(Website and app data records)
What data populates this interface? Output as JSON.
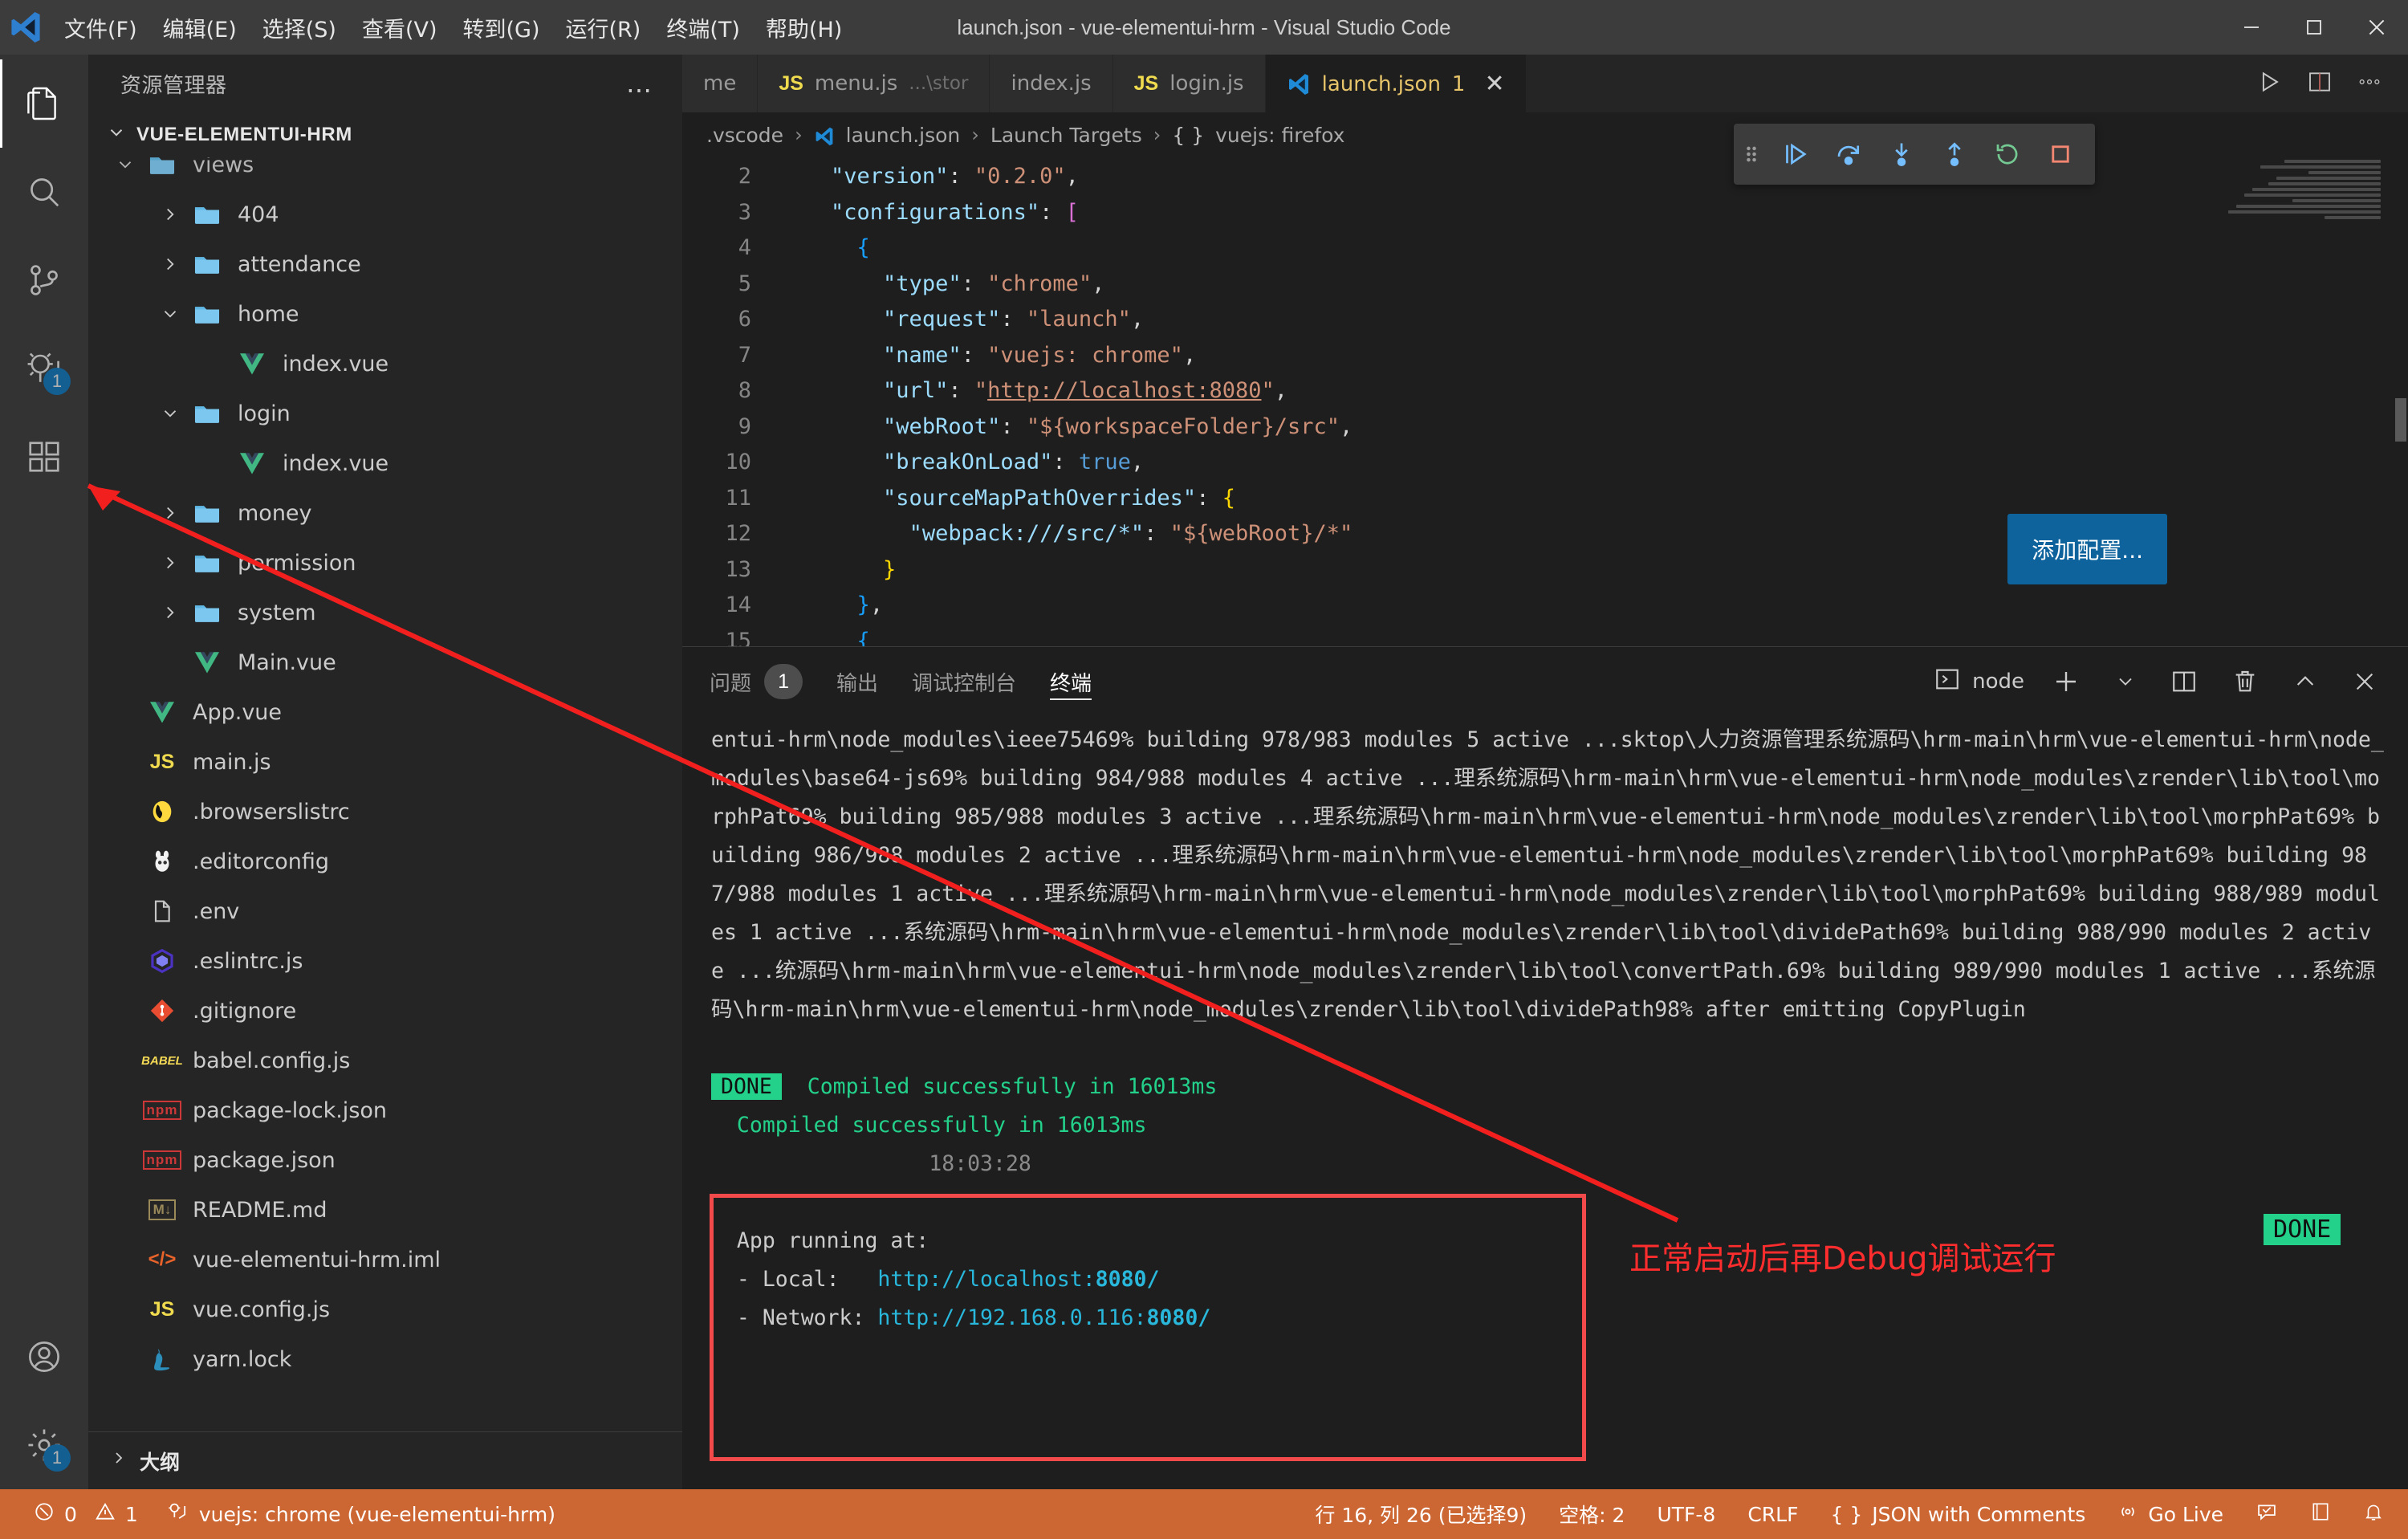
{
  "window": {
    "title": "launch.json - vue-elementui-hrm - Visual Studio Code",
    "menu": [
      "文件(F)",
      "编辑(E)",
      "选择(S)",
      "查看(V)",
      "转到(G)",
      "运行(R)",
      "终端(T)",
      "帮助(H)"
    ],
    "controls": {
      "minimize": "minimize-icon",
      "maximize": "maximize-icon",
      "close": "close-icon"
    }
  },
  "activitybar": {
    "items": [
      {
        "name": "explorer",
        "icon": "files-icon",
        "badge": ""
      },
      {
        "name": "search",
        "icon": "search-icon",
        "badge": ""
      },
      {
        "name": "source-control",
        "icon": "source-control-icon",
        "badge": ""
      },
      {
        "name": "run-and-debug",
        "icon": "debug-icon",
        "badge": "1"
      },
      {
        "name": "extensions",
        "icon": "extensions-icon",
        "badge": ""
      }
    ],
    "bottom": [
      {
        "name": "accounts",
        "icon": "account-icon",
        "badge": ""
      },
      {
        "name": "settings",
        "icon": "gear-icon",
        "badge": "1"
      }
    ]
  },
  "sidebar": {
    "header": "资源管理器",
    "more_actions": "…",
    "root": "VUE-ELEMENTUI-HRM",
    "outline": "大纲",
    "tree": [
      {
        "label": "views",
        "indent": 1,
        "icon": "folder-icon",
        "state": "expanded",
        "cut": true
      },
      {
        "label": "404",
        "indent": 2,
        "icon": "folder-icon",
        "state": "collapsed"
      },
      {
        "label": "attendance",
        "indent": 2,
        "icon": "folder-icon",
        "state": "collapsed"
      },
      {
        "label": "home",
        "indent": 2,
        "icon": "folder-icon",
        "state": "expanded"
      },
      {
        "label": "index.vue",
        "indent": 3,
        "icon": "vue-icon",
        "state": "leaf"
      },
      {
        "label": "login",
        "indent": 2,
        "icon": "folder-icon",
        "state": "expanded"
      },
      {
        "label": "index.vue",
        "indent": 3,
        "icon": "vue-icon",
        "state": "leaf"
      },
      {
        "label": "money",
        "indent": 2,
        "icon": "folder-icon",
        "state": "collapsed"
      },
      {
        "label": "permission",
        "indent": 2,
        "icon": "folder-icon",
        "state": "collapsed"
      },
      {
        "label": "system",
        "indent": 2,
        "icon": "folder-icon",
        "state": "collapsed"
      },
      {
        "label": "Main.vue",
        "indent": 2,
        "icon": "vue-icon",
        "state": "leaf"
      },
      {
        "label": "App.vue",
        "indent": 1,
        "icon": "vue-icon",
        "state": "leaf"
      },
      {
        "label": "main.js",
        "indent": 1,
        "icon": "js-icon",
        "state": "leaf"
      },
      {
        "label": ".browserslistrc",
        "indent": 1,
        "icon": "browserslist-icon",
        "state": "leaf"
      },
      {
        "label": ".editorconfig",
        "indent": 1,
        "icon": "editorconfig-icon",
        "state": "leaf"
      },
      {
        "label": ".env",
        "indent": 1,
        "icon": "file-icon",
        "state": "leaf"
      },
      {
        "label": ".eslintrc.js",
        "indent": 1,
        "icon": "eslint-icon",
        "state": "leaf"
      },
      {
        "label": ".gitignore",
        "indent": 1,
        "icon": "git-icon",
        "state": "leaf"
      },
      {
        "label": "babel.config.js",
        "indent": 1,
        "icon": "babel-icon",
        "state": "leaf"
      },
      {
        "label": "package-lock.json",
        "indent": 1,
        "icon": "npm-icon",
        "state": "leaf"
      },
      {
        "label": "package.json",
        "indent": 1,
        "icon": "npm-icon",
        "state": "leaf"
      },
      {
        "label": "README.md",
        "indent": 1,
        "icon": "markdown-icon",
        "state": "leaf"
      },
      {
        "label": "vue-elementui-hrm.iml",
        "indent": 1,
        "icon": "xml-icon",
        "state": "leaf"
      },
      {
        "label": "vue.config.js",
        "indent": 1,
        "icon": "js-icon",
        "state": "leaf"
      },
      {
        "label": "yarn.lock",
        "indent": 1,
        "icon": "yarn-icon",
        "state": "leaf"
      }
    ]
  },
  "editor": {
    "tabs": [
      {
        "label": "me",
        "detail": "",
        "icon": "",
        "active": false,
        "dirty": ""
      },
      {
        "label": "menu.js",
        "detail": "...\\stor",
        "icon": "js-icon",
        "active": false,
        "dirty": ""
      },
      {
        "label": "index.js",
        "detail": "",
        "icon": "",
        "active": false,
        "dirty": ""
      },
      {
        "label": "login.js",
        "detail": "",
        "icon": "js-icon",
        "active": false,
        "dirty": ""
      },
      {
        "label": "launch.json",
        "detail": "1",
        "icon": "vscode-icon",
        "active": true,
        "dirty": ""
      }
    ],
    "tab_close": "✕",
    "actions": [
      "run-icon",
      "split-editor-icon",
      "more-actions-icon"
    ],
    "breadcrumb": [
      ".vscode",
      "launch.json",
      "Launch Targets",
      "vuejs: firefox"
    ],
    "breadcrumb_icons": [
      "",
      "vscode-icon",
      "",
      "braces-icon"
    ],
    "add_config_button": "添加配置...",
    "lines": [
      {
        "n": "2",
        "tokens": [
          {
            "t": "    ",
            "c": "k-punc"
          },
          {
            "t": "\"version\"",
            "c": "k-key"
          },
          {
            "t": ": ",
            "c": "k-punc"
          },
          {
            "t": "\"0.2.0\"",
            "c": "k-str"
          },
          {
            "t": ",",
            "c": "k-punc"
          }
        ]
      },
      {
        "n": "3",
        "tokens": [
          {
            "t": "    ",
            "c": "k-punc"
          },
          {
            "t": "\"configurations\"",
            "c": "k-key"
          },
          {
            "t": ": ",
            "c": "k-punc"
          },
          {
            "t": "[",
            "c": "k-brk1"
          }
        ]
      },
      {
        "n": "4",
        "tokens": [
          {
            "t": "      ",
            "c": "k-punc"
          },
          {
            "t": "{",
            "c": "k-brk3"
          }
        ]
      },
      {
        "n": "5",
        "tokens": [
          {
            "t": "        ",
            "c": "k-punc"
          },
          {
            "t": "\"type\"",
            "c": "k-key"
          },
          {
            "t": ": ",
            "c": "k-punc"
          },
          {
            "t": "\"chrome\"",
            "c": "k-str"
          },
          {
            "t": ",",
            "c": "k-punc"
          }
        ]
      },
      {
        "n": "6",
        "tokens": [
          {
            "t": "        ",
            "c": "k-punc"
          },
          {
            "t": "\"request\"",
            "c": "k-key"
          },
          {
            "t": ": ",
            "c": "k-punc"
          },
          {
            "t": "\"launch\"",
            "c": "k-str"
          },
          {
            "t": ",",
            "c": "k-punc"
          }
        ]
      },
      {
        "n": "7",
        "tokens": [
          {
            "t": "        ",
            "c": "k-punc"
          },
          {
            "t": "\"name\"",
            "c": "k-key"
          },
          {
            "t": ": ",
            "c": "k-punc"
          },
          {
            "t": "\"vuejs: chrome\"",
            "c": "k-str"
          },
          {
            "t": ",",
            "c": "k-punc"
          }
        ]
      },
      {
        "n": "8",
        "tokens": [
          {
            "t": "        ",
            "c": "k-punc"
          },
          {
            "t": "\"url\"",
            "c": "k-key"
          },
          {
            "t": ": ",
            "c": "k-punc"
          },
          {
            "t": "\"",
            "c": "k-str"
          },
          {
            "t": "http://localhost:8080",
            "c": "k-url"
          },
          {
            "t": "\"",
            "c": "k-str"
          },
          {
            "t": ",",
            "c": "k-punc"
          }
        ]
      },
      {
        "n": "9",
        "tokens": [
          {
            "t": "        ",
            "c": "k-punc"
          },
          {
            "t": "\"webRoot\"",
            "c": "k-key"
          },
          {
            "t": ": ",
            "c": "k-punc"
          },
          {
            "t": "\"${workspaceFolder}/src\"",
            "c": "k-str"
          },
          {
            "t": ",",
            "c": "k-punc"
          }
        ]
      },
      {
        "n": "10",
        "tokens": [
          {
            "t": "        ",
            "c": "k-punc"
          },
          {
            "t": "\"breakOnLoad\"",
            "c": "k-key"
          },
          {
            "t": ": ",
            "c": "k-punc"
          },
          {
            "t": "true",
            "c": "k-bool"
          },
          {
            "t": ",",
            "c": "k-punc"
          }
        ]
      },
      {
        "n": "11",
        "tokens": [
          {
            "t": "        ",
            "c": "k-punc"
          },
          {
            "t": "\"sourceMapPathOverrides\"",
            "c": "k-key"
          },
          {
            "t": ": ",
            "c": "k-punc"
          },
          {
            "t": "{",
            "c": "k-brk2"
          }
        ]
      },
      {
        "n": "12",
        "tokens": [
          {
            "t": "          ",
            "c": "k-punc"
          },
          {
            "t": "\"webpack:///src/*\"",
            "c": "k-key"
          },
          {
            "t": ": ",
            "c": "k-punc"
          },
          {
            "t": "\"${webRoot}/*\"",
            "c": "k-str"
          }
        ]
      },
      {
        "n": "13",
        "tokens": [
          {
            "t": "        ",
            "c": "k-punc"
          },
          {
            "t": "}",
            "c": "k-brk2"
          }
        ]
      },
      {
        "n": "14",
        "tokens": [
          {
            "t": "      ",
            "c": "k-punc"
          },
          {
            "t": "}",
            "c": "k-brk3"
          },
          {
            "t": ",",
            "c": "k-punc"
          }
        ]
      },
      {
        "n": "15",
        "tokens": [
          {
            "t": "      ",
            "c": "k-punc"
          },
          {
            "t": "{",
            "c": "k-brk3"
          }
        ]
      }
    ]
  },
  "debug_toolbar": {
    "buttons": [
      "grip-icon",
      "continue-icon",
      "step-over-icon",
      "step-into-icon",
      "step-out-icon",
      "restart-icon",
      "stop-icon"
    ]
  },
  "panel": {
    "tabs": [
      {
        "label": "问题",
        "badge": "1",
        "active": false
      },
      {
        "label": "输出",
        "badge": "",
        "active": false
      },
      {
        "label": "调试控制台",
        "badge": "",
        "active": false
      },
      {
        "label": "终端",
        "badge": "",
        "active": true
      }
    ],
    "terminal_name": "node",
    "actions": [
      "new-terminal-icon",
      "terminal-dropdown-icon",
      "split-terminal-icon",
      "kill-terminal-icon",
      "maximize-panel-icon",
      "close-panel-icon"
    ]
  },
  "terminal": {
    "log": "entui-hrm\\node_modules\\ieee75469% building 978/983 modules 5 active ...sktop\\人力资源管理系统源码\\hrm-main\\hrm\\vue-elementui-hrm\\node_modules\\base64-js69% building 984/988 modules 4 active ...理系统源码\\hrm-main\\hrm\\vue-elementui-hrm\\node_modules\\zrender\\lib\\tool\\morphPat69% building 985/988 modules 3 active ...理系统源码\\hrm-main\\hrm\\vue-elementui-hrm\\node_modules\\zrender\\lib\\tool\\morphPat69% building 986/988 modules 2 active ...理系统源码\\hrm-main\\hrm\\vue-elementui-hrm\\node_modules\\zrender\\lib\\tool\\morphPat69% building 987/988 modules 1 active ...理系统源码\\hrm-main\\hrm\\vue-elementui-hrm\\node_modules\\zrender\\lib\\tool\\morphPat69% building 988/989 modules 1 active ...系统源码\\hrm-main\\hrm\\vue-elementui-hrm\\node_modules\\zrender\\lib\\tool\\dividePath69% building 988/990 modules 2 active ...统源码\\hrm-main\\hrm\\vue-elementui-hrm\\node_modules\\zrender\\lib\\tool\\convertPath.69% building 989/990 modules 1 active ...系统源码\\hrm-main\\hrm\\vue-elementui-hrm\\node_modules\\zrender\\lib\\tool\\dividePath98% after emitting CopyPlugin",
    "done_chip": "DONE",
    "compiled_line1": "Compiled successfully in 16013ms",
    "compiled_line2": "  Compiled successfully in 16013ms",
    "timestamp": "18:03:28",
    "app_running": "  App running at:",
    "local_label": "  - Local:   ",
    "local_url": "http://localhost:",
    "local_port": "8080/",
    "network_label": "  - Network: ",
    "network_url": "http://192.168.0.116:",
    "network_port": "8080/"
  },
  "annotation": {
    "text": "正常启动后再Debug调试运行",
    "color": "#ff2d2d",
    "done_chip": "DONE"
  },
  "statusbar": {
    "errors": "0",
    "warnings": "1",
    "debug_target": "vuejs: chrome (vue-elementui-hrm)",
    "cursor": "行 16, 列 26 (已选择9)",
    "spaces": "空格: 2",
    "encoding": "UTF-8",
    "eol": "CRLF",
    "language": "JSON with Comments",
    "golive": "Go Live",
    "icons": [
      "error-icon",
      "warning-icon",
      "debug-target-icon",
      "braces-icon",
      "broadcast-icon",
      "feedback-icon",
      "notebook-icon",
      "bell-icon"
    ],
    "background": "#cc6633"
  }
}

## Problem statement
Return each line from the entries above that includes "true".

## Answer for the task
        "cut": true
        "active": true,
            "t": "true",
        "active": true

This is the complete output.